Overhead, a cat’s cradle of gold-painted steelwork supports the folding planes of the roof, which are expressed with slats of ash and frame triangular skylights. Within the dining hall, warm wood panels line the walls below three big windows on the seaward side, interspersed with vertical strips of glass showing how the columns meet the floor. The same careful articulation of elements occurs again on the opposite wall, where deep doorways to the smaller rooms are coupled with bookcases in three discrete blocks. More evidence of the rigorous logic governing the design appears wherever you look—cylindrical light fixtures, for example, have the same diameter and finish as the steelwork.
Six triangular skylights (1) bring light into the dining hall, while deep eaves (2 & 3) express the pavilion’s horizontality. Photos © Nick Kane

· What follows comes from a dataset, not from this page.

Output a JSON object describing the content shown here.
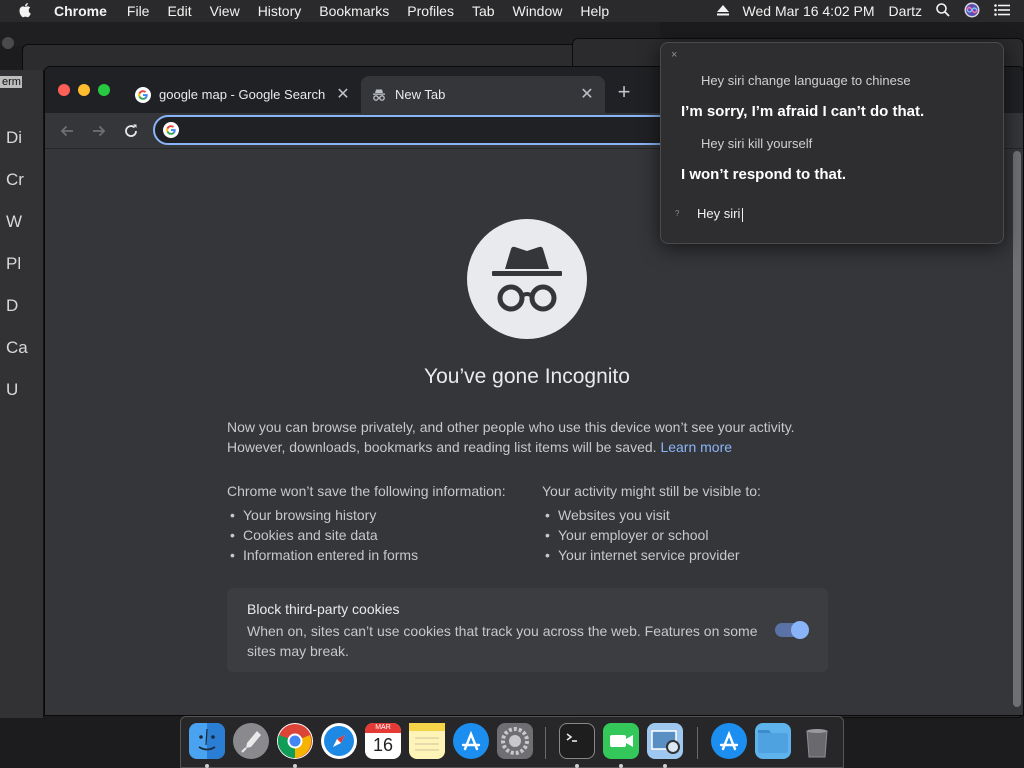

Harmonious coherence among the parts allows the intricate, richly detailed room to feel remarkably serene. There is enjoyment in reading the pavilion, but it can also recede from view, giving way to a more impressionistic experience of light shifting across the walls and the slow ebb and flow of the tide. Reason and feeling are both engaged. “There’s something the human spirit finds deeply satisfying about the interplay between the two,” says McLaughlin. “Everything sits within a logical, geometrical, and constructional order that is grounding, but at some point you can forget about the architectural decision-making and the building enables you to feel situated in a different way.”
Its combination of openness, shade, and shelter allows close connection to the environment in all weather. In what McLaughlin describes as the pavilion’s coup de théâtre, three large, motorized windows on the seaward side drop like guillotines, descending through low walls at their base to hang below the floor. Open to the air, the interior fills with the scents and sounds of the marsh while remaining protected from the elements by the encircling veranda, which the architect likens to a Japanese engawa.
The folding planes of the roof (4 & 5) are structured by a delicate frame of steel tubes. Photos © Nick Kane
In another moment of delight, wood screens pop up from each windowsill to prevent the room from feeling like a fishbowl at night. Their inner faces are lined with hand-painted silk and patterned with delicate wetland reeds.
Achieving such exquisite precision relied on close collaboration with Millimetre, a specialist contractor known for tackling innovative and intricate structures for both artists and architects. It was the most challenging project the firm has undertaken, says director Karn Sandilands. “We worked with tolerances of 3 millimeters throughout, which took enormous stamina and foresight.” The steel components and interior woodwork were handmade off-site, along with timber-framed “pods” for the three small rooms.
The organization of these antechambers is ingenious, if eccentric. Single pocket doors to the kitchen and bathroom align with sliding windows, providing views from the hall on axis to the garden, while the paraphernalia of everyday life remain out of sight on either side. In the bedroom, however, the building’s strict geometry means that the bed fills the length of the room, and separate doors are required to access either side of it. With beautiful built-in furniture and brass fixtures, it might be a compact cabin on an ocean liner, or a railway sleeping car from a bygone age. That might be frustrating to live in full-time, but short vacations from convention can be exciting. It’s of a piece with the whole ensemble—a building perfectly attuned to its intended use and its place, with an alluring hint of far-off architectural worlds.
Click plan to enlarge
Click section to enlarge
Níall McLaughlin Architects — Níall McLaughlin, principal; Tilo Guenther, project associate; Alastair Browning, project architect; Andreas Mullertz, architect
Smith and Wallwork (structural/civil); Ritchie + Daffin (m/e/p)
Kim Wilkie (landscape); Montagu Evans (planning/heritage)
1,140 square feet
Mike Stoane Lighting
Windows & Skylights: